FERRIGNO, ANDREA
;
RIZZO, VITTORIA;BONCOMPAGNI, ELEONORA;BIANCHI, ALBERTO;RICHELMI, PLINIO;BUCETA SANDE DE FREITAS, MARIA ISABEL;VAIRETTI, MARIAPIA
2010

Abstract

Background and aim: We previously reported that machine perfusion (MP) performed at 20°C greatly enhanced the preservation of steatotic rat livers. Here, we tested whether rat livers retrieved 30 min after cardiac arrest (NHBDs) were better protected by MP at 20°C than by MP at 4°C or cold storage. We also compared the recovery of livers from NHBDs with organs obtained from heart beating donors (HBDs) preserved by cold storage. Materials and methods: MP technique: livers were perfused for 6 hours with UW-G modified at 20°C or 4°C. Cold storage: livers were flushed in situ and preserved with UW solution at 4°C for 6hrs. Both MP and cold storage preserved livers were reperfused with Krebs-Heinselet buffer (2hrs at 37°C). AST and LDH release and mitochondrial glutamate dehydrogenase (GDH) levels were evaluated. Parameters assessed included: bile production and biliary enzymes; tissue ATP; reduced and oxidized glutathione (GSH/GSSG); protein–SH group concentration. Results: Livers preserved by MP at 20°C showed significantly lower hepatic damage at the end of reperfusion compared with MP at 4°C and cold storage. GDH release was significantly reduced and bile production, ATP levels, GSH/GSSG and protein–SH groups were higher in livers preserved by MP at 20°C than with MP at 4°C and cold storage. The best preserved morphology and high glycogen content was obtained with livers submitted to MP at 20°C. Liver recovery using MP at 20°C was comparable to recovery observed with HBDs. Conclusions: MP at 20°C improves cell survival and gives a better-quality of preservation for livers obtained from NHBDs and may provide a new method for the successful utilization of marginal livers.

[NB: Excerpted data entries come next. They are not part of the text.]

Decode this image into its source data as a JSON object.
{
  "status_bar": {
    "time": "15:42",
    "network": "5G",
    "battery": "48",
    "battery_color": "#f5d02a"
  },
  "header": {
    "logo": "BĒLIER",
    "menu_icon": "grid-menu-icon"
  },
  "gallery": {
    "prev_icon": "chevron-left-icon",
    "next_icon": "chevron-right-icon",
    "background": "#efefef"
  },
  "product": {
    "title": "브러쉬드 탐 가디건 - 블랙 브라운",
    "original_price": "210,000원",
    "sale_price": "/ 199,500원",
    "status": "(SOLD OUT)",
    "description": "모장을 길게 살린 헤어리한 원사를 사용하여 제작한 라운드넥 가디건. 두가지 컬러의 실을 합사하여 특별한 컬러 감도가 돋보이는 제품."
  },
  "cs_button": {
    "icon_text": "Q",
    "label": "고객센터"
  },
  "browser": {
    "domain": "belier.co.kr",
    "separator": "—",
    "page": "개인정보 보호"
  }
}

File in questo prodotto:
Non ci sono file associati a questo prodotto.

I documenti in IRIS sono protetti da copyright e tutti i diritti sono riservati, salvo diversa indicazione.

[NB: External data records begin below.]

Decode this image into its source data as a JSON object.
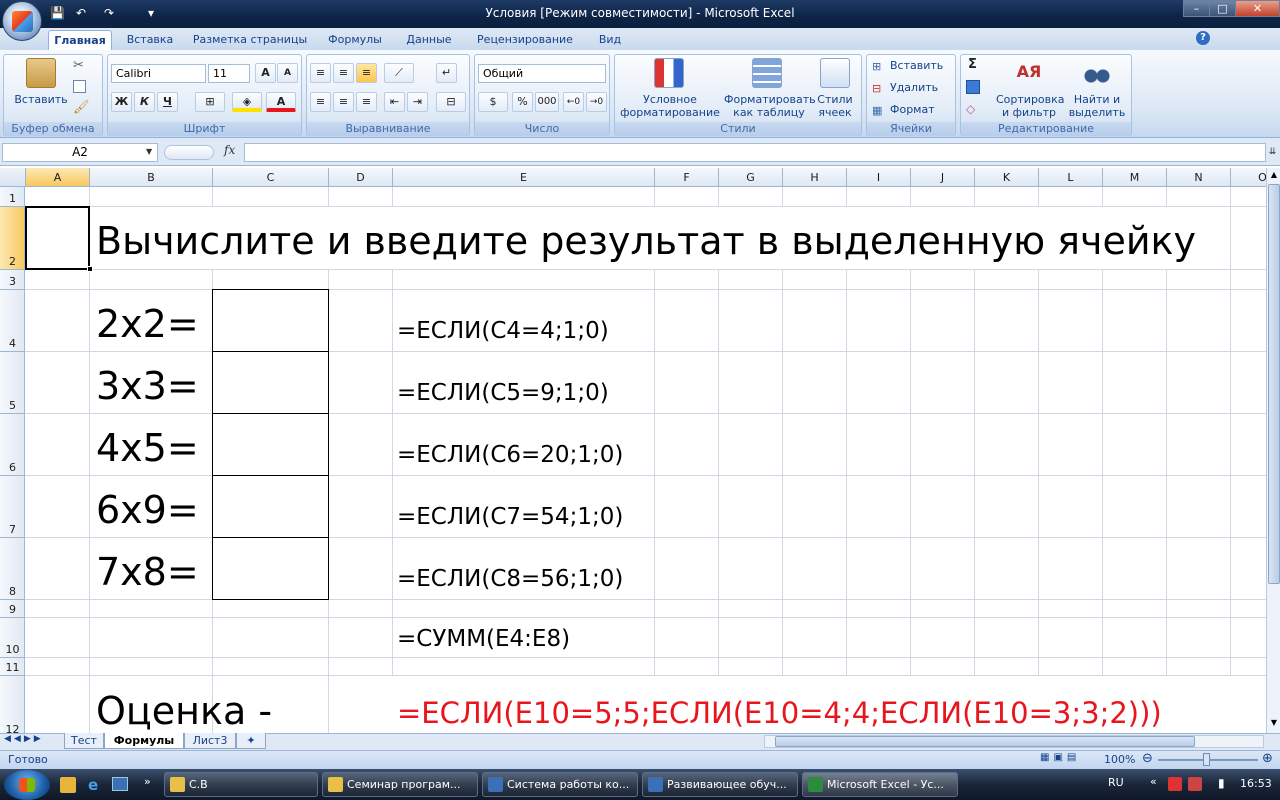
{
  "window": {
    "title": "Условия  [Режим совместимости] - Microsoft Excel",
    "min": "–",
    "max": "□",
    "close": "✕"
  },
  "qat": {
    "save": "💾",
    "undo": "↶",
    "redo": "↷",
    "dropdown": "▾"
  },
  "tabs": [
    "Главная",
    "Вставка",
    "Разметка страницы",
    "Формулы",
    "Данные",
    "Рецензирование",
    "Вид"
  ],
  "help": "?",
  "ribbon": {
    "clipboard": {
      "label": "Буфер обмена",
      "paste": "Вставить"
    },
    "font": {
      "label": "Шрифт",
      "name": "Calibri",
      "size": "11",
      "bold": "Ж",
      "italic": "К",
      "underline": "Ч"
    },
    "alignment": {
      "label": "Выравнивание"
    },
    "number": {
      "label": "Число",
      "format": "Общий",
      "percent": "%",
      "thousands": "000"
    },
    "styles": {
      "label": "Стили",
      "conditional": "Условное форматирование",
      "format_table": "Форматировать как таблицу",
      "cell_styles": "Стили ячеек"
    },
    "cells": {
      "label": "Ячейки",
      "insert": "Вставить",
      "delete": "Удалить",
      "format": "Формат"
    },
    "editing": {
      "label": "Редактирование",
      "sum": "Σ",
      "sort": "Сортировка и фильтр",
      "find": "Найти и выделить"
    }
  },
  "formula_bar": {
    "name_box": "A2",
    "fx": "fx",
    "value": ""
  },
  "columns": [
    "A",
    "B",
    "C",
    "D",
    "E",
    "F",
    "G",
    "H",
    "I",
    "J",
    "K",
    "L",
    "M",
    "N",
    "O"
  ],
  "rows": [
    "1",
    "2",
    "3",
    "4",
    "5",
    "6",
    "7",
    "8",
    "9",
    "10",
    "11",
    "12"
  ],
  "cells": {
    "title": "Вычислите и введите результат в выделенную ячейку",
    "tasks": [
      "2x2=",
      "3x3=",
      "4x5=",
      "6x9=",
      "7x8="
    ],
    "checks": [
      "=ЕСЛИ(C4=4;1;0)",
      "=ЕСЛИ(C5=9;1;0)",
      "=ЕСЛИ(C6=20;1;0)",
      "=ЕСЛИ(C7=54;1;0)",
      "=ЕСЛИ(C8=56;1;0)"
    ],
    "sum": "=СУММ(E4:E8)",
    "grade_label": "Оценка -",
    "grade_formula": "=ЕСЛИ(E10=5;5;ЕСЛИ(E10=4;4;ЕСЛИ(E10=3;3;2)))",
    "grade_color": "#e8151c"
  },
  "sheets": [
    "Тест",
    "Формулы",
    "Лист3"
  ],
  "status": {
    "ready": "Готово",
    "zoom": "100%"
  },
  "taskbar": {
    "items": [
      "С.В",
      "Семинар програм...",
      "Система работы ко...",
      "Развивающее обуч...",
      "Microsoft Excel - Ус..."
    ],
    "lang": "RU",
    "time": "16:53"
  }
}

Utilizza questo identificativo per citare o creare un link a questo documento: https://hdl.handle.net/11571/210467
Citazioni

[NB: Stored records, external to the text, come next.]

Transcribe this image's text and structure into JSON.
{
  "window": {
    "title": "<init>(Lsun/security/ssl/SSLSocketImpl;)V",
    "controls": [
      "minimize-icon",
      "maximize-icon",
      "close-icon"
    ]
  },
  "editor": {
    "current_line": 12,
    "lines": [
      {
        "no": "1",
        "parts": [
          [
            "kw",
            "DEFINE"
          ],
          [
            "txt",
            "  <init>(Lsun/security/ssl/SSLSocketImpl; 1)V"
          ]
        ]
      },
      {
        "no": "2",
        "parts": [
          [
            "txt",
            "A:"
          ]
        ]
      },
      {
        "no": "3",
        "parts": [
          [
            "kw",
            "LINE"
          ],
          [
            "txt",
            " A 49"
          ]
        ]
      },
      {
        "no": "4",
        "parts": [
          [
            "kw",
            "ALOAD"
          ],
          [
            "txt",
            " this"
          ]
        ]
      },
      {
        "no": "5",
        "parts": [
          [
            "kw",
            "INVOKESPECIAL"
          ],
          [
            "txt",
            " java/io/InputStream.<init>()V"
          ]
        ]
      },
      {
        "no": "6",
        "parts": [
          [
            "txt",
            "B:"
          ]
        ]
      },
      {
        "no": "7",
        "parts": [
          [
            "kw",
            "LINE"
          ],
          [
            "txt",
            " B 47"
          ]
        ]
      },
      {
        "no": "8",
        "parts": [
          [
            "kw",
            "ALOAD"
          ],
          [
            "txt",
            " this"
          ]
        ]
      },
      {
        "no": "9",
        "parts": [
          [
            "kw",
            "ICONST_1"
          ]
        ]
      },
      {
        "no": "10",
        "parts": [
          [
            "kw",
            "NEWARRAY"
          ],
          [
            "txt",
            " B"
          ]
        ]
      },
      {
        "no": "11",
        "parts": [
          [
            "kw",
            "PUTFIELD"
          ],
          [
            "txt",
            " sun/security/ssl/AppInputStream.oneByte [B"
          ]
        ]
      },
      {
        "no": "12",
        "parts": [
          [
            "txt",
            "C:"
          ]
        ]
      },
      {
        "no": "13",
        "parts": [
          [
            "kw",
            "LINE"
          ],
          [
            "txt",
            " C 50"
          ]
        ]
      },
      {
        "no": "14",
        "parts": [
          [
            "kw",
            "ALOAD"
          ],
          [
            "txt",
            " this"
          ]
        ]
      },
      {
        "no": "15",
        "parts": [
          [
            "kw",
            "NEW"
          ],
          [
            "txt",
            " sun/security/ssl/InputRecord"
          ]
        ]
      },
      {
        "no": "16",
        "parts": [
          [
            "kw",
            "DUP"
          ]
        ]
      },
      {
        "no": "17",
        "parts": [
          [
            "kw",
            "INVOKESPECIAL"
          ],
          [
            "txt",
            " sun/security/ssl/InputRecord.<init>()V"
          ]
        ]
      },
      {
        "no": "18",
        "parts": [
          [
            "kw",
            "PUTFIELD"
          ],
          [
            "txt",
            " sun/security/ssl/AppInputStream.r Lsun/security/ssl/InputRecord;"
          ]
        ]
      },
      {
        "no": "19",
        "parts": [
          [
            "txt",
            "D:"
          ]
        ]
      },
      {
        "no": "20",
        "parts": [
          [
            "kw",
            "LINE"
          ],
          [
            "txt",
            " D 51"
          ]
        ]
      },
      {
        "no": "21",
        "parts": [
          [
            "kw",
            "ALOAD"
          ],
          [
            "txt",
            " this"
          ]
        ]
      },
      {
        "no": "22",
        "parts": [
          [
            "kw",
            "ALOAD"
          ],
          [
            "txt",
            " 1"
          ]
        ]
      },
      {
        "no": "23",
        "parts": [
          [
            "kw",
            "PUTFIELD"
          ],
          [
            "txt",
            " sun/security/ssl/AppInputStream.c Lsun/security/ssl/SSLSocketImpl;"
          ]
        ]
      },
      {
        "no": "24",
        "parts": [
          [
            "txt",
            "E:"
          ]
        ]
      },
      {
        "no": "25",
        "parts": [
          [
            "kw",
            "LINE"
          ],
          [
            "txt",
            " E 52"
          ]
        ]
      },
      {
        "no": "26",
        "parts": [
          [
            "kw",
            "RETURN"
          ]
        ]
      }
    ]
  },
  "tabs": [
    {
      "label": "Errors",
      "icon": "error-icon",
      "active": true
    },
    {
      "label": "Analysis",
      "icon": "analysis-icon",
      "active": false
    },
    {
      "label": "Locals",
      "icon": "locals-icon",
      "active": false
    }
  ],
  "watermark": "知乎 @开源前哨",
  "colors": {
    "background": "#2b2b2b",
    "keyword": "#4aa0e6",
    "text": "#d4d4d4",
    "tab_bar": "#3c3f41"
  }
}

  • ???jsp.display-item.citation.pmc??? ND
  • Scopus ND
  • ???jsp.display-item.citation.isi??? 0
social impact